Goal of the exercise ▸ What lines in the records below include the word "text"? Return each one.

Data extracted from a collection ▸
····················

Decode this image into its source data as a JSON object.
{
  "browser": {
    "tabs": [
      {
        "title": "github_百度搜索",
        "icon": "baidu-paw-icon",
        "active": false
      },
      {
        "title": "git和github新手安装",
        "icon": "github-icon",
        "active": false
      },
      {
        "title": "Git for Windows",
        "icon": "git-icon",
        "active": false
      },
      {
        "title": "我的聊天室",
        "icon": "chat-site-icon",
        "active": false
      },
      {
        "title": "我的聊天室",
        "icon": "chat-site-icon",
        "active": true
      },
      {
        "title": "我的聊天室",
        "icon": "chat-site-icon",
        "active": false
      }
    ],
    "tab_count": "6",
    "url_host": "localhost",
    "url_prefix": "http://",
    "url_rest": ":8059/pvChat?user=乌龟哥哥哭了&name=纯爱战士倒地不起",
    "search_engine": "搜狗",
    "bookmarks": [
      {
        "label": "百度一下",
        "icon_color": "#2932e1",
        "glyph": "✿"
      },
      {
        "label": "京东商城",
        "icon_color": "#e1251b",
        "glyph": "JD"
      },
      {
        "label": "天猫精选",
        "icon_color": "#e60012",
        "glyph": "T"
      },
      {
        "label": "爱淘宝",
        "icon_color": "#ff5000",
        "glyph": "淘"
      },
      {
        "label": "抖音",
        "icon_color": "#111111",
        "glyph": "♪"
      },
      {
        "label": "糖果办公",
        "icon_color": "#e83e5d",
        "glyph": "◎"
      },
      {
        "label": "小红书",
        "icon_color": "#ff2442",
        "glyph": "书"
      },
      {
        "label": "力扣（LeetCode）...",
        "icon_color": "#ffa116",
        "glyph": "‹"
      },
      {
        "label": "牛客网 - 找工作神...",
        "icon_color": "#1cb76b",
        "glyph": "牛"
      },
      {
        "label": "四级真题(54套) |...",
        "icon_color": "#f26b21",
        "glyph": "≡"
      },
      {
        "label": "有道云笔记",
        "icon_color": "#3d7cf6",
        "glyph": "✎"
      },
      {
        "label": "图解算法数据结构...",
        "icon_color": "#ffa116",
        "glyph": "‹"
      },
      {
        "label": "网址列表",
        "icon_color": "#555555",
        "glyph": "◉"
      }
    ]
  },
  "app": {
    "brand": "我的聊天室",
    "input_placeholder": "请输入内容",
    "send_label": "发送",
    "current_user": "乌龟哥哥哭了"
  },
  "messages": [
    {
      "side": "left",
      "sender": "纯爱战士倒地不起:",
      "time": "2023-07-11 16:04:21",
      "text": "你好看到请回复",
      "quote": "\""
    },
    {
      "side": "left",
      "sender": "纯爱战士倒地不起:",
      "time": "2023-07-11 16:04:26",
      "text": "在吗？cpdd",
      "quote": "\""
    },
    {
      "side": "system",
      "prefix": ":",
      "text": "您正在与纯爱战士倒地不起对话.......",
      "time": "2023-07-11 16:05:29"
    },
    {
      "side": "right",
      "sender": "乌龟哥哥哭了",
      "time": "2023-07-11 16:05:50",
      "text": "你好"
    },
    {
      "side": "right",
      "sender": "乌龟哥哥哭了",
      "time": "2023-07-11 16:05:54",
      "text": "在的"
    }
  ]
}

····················

Written response ▸
      "text": "你好看到请回复",
      "text": "在吗？cpdd",
      "text": "您正在与纯爱战士倒地不起对话.......",
      "text": "你好"
      "text": "在的"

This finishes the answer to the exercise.